The International Ecotourism Society has formally defined ecotourism as “responsible travel to natural areas that conserves the environment, sustains the well-being of the local people, and involves interpretation and education.” In other words, it is an effort to combine sustainable travel with ecosystem-level conservation and the explicit recognition of and respect for the rights of indigenous people. That’s why ecotourism is more than just “nature tourism”; it has the explicit goal of benefiting local communities both environmentally and economically. By providing financial incentives through tourism, these communities can become empowered to fight against poverty, and in achieving a more sustainable sort of economic development, can better resist other more exploitative industries like mining, agriculture, ranching, or logging. Ecotourism has also motivated the traditional tourism industry in general to move towards more “green” or sustainable practices.

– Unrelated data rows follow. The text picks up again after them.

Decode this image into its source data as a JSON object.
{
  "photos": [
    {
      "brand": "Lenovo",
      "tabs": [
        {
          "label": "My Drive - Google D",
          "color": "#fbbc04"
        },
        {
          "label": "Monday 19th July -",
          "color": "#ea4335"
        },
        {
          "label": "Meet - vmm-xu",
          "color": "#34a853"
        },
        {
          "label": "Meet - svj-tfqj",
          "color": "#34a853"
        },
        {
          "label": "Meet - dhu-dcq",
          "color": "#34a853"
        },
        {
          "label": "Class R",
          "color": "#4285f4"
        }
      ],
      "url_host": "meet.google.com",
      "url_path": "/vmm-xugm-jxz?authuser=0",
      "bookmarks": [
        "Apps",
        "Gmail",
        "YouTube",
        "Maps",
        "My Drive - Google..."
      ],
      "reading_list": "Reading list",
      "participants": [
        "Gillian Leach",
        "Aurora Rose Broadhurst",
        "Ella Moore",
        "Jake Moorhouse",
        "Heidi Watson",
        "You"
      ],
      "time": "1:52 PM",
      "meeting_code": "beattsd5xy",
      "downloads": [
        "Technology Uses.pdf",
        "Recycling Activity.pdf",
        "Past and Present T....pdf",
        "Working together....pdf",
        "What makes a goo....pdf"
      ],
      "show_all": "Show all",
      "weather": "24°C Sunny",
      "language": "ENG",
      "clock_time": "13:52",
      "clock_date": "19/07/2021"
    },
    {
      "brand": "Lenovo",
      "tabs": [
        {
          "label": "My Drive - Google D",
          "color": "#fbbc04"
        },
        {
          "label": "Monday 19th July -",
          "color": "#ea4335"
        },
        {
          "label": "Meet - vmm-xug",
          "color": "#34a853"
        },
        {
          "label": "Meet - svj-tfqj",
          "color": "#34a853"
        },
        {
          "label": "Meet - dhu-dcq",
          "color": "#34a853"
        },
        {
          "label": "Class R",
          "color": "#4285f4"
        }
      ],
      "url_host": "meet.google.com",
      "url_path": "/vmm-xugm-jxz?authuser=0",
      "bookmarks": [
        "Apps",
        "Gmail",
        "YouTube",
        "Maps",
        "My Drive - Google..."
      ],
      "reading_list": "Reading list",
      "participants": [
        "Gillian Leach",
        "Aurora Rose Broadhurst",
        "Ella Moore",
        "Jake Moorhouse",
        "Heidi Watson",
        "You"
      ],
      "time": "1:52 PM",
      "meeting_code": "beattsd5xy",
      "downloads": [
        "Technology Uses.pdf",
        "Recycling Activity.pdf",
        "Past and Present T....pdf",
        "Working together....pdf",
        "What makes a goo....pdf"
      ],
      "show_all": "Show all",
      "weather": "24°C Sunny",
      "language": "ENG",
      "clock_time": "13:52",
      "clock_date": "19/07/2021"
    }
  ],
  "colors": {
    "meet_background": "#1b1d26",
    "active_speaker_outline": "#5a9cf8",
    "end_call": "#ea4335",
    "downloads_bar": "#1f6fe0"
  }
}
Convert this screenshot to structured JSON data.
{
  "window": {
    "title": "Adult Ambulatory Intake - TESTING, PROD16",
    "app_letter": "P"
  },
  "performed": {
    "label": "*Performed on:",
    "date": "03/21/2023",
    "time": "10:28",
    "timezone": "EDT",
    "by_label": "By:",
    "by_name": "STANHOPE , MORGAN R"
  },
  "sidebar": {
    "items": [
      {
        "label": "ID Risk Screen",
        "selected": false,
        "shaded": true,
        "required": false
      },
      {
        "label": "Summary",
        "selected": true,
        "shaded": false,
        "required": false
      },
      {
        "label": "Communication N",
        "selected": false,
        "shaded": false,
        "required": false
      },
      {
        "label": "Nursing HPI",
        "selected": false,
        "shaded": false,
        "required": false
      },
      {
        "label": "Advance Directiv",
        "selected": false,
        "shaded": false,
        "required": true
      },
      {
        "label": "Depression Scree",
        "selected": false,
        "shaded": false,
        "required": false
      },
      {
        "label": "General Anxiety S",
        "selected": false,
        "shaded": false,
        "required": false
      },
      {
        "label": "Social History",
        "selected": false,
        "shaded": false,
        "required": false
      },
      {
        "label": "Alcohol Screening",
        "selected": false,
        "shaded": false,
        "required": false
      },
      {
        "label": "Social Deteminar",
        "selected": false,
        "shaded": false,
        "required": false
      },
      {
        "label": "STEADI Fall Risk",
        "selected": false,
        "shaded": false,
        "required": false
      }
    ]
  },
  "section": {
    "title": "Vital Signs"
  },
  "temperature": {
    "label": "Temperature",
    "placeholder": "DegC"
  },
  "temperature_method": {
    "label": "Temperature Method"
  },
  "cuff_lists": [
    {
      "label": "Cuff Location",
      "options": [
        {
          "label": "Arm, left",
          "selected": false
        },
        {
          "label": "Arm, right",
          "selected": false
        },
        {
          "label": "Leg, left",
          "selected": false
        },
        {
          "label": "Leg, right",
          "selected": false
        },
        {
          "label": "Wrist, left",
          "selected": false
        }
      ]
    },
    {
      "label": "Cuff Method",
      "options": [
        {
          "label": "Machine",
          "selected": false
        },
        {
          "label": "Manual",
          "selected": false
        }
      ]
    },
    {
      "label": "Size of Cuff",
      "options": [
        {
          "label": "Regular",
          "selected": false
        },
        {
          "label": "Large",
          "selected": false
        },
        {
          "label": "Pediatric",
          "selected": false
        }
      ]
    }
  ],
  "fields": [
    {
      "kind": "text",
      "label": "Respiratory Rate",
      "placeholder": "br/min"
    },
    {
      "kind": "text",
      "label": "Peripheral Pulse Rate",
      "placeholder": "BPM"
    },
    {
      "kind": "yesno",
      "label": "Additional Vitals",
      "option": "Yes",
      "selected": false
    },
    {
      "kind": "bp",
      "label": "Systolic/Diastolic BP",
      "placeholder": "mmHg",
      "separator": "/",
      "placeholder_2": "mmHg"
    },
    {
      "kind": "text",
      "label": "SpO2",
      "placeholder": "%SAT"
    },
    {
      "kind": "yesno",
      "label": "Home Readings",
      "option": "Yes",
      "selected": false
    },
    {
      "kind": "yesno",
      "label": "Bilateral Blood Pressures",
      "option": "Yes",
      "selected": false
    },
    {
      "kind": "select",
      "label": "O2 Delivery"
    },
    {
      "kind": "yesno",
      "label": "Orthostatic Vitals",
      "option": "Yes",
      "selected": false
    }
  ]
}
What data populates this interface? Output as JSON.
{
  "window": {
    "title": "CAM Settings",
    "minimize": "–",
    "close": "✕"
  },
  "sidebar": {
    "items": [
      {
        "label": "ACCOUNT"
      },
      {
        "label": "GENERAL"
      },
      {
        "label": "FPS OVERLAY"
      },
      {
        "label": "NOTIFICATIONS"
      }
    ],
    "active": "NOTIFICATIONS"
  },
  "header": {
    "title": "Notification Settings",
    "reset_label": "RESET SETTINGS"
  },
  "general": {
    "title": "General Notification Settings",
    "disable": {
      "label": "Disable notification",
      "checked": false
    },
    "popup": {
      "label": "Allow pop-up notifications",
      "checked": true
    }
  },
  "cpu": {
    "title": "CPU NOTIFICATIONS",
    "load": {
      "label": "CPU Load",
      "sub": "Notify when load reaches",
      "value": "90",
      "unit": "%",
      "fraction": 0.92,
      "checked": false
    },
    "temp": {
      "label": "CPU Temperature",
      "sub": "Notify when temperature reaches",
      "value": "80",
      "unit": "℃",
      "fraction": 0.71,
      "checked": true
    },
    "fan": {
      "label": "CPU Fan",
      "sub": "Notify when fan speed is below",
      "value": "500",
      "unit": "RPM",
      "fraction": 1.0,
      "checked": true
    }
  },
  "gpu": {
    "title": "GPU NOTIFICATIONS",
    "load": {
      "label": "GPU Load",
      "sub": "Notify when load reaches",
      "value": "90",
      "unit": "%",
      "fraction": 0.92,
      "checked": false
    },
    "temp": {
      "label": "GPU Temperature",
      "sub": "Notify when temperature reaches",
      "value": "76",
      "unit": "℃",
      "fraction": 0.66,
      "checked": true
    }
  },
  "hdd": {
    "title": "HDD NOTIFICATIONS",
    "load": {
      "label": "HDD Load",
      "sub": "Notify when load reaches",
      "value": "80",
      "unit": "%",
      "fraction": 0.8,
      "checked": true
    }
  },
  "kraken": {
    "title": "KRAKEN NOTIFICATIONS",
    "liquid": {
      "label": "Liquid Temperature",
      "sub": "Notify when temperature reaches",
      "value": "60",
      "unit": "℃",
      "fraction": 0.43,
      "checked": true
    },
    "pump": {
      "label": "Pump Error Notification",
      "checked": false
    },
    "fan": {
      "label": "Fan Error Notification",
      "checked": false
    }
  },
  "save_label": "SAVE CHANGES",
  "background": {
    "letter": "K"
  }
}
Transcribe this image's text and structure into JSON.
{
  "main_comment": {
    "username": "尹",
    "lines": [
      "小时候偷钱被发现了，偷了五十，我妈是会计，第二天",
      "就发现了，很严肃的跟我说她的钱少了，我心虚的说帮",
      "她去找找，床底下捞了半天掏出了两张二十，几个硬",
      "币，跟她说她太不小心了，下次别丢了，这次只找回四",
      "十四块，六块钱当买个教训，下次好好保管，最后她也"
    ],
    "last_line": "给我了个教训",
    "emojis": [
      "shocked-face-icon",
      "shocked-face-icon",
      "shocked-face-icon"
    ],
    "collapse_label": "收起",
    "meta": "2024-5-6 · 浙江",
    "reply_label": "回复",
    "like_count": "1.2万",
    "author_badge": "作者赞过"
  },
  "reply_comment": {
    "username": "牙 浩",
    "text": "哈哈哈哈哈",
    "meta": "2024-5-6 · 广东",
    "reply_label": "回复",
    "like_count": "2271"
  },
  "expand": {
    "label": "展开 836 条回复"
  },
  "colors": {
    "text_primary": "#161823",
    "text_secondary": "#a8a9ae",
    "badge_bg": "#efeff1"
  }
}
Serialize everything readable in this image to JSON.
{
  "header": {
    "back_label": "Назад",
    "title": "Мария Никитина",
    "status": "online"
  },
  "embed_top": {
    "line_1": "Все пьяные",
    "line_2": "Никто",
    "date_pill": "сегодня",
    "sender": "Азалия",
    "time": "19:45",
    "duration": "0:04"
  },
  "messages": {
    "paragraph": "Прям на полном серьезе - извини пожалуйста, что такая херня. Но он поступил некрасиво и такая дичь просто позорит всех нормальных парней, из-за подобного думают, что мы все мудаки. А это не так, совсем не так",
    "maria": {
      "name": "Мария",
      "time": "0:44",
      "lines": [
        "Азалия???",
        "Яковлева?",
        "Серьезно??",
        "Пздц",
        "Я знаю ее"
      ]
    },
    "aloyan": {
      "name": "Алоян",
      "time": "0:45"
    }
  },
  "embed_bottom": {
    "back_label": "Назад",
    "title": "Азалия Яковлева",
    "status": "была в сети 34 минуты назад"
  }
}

All you need to enter and depart Ecuador is a valid passport with evidence of return or onward travel. With a U.S. passport, you will automatically receive a free 90-day tourist visa. For more information, see the State Department’s Ecuador travel page.
The cost for this trip includes ground and water transportation, domestic air travel to and from Baltra Island in the Galapagos, food, lodging, park entrance fees, local guides, and all activities for a tight-knit group of 14 explorers. We chose the accommodations based upon several factors including sustainability; sustainable and fair ecotourism providers can cost a bit more. By traveling with us, you will also get the rare chance to learn from and nerd out with Phil Torres and Jason G. Goldman, both of whom are wildlife biologists, skilled photographers, and seasoned science journalists who have traveled the globe in search of gripping stories about the natural world.
Most dietary restrictions can be accommodated if advance notice is given, though in most cases ingredients can't be substituted or omitted from particular dishes. If you have a severe allergy, please contact us to find out if this is the right trip for you.
Your participation in this trip helps to support the vital conservation work carried out by the Galápagos National Park and the Charles Darwin Research Foundation. Together, these institutions study, manage, and protect the National Park, which covers some 97% of the archipelago's landmass, and the Marine Reserve. This work includes visitor education, habitat restoration, invasive species removal, captive breeding programs, and more. In addition, while most visitors to the islands travel by yacht or cruise ship, we'll stay in lodges and hotels. That means much more of the money we spend on food and lodging remains with local residents rather than international corporations. By providing financial incentives through tourism, local businesses and families are empowered to view wildlife and wild spaces as worthy of protection. You can increase your impact even more by purchasing souvenirs from locally owned businesses and by offering cash tips to lodge staff, drivers, boat crews, and local guides.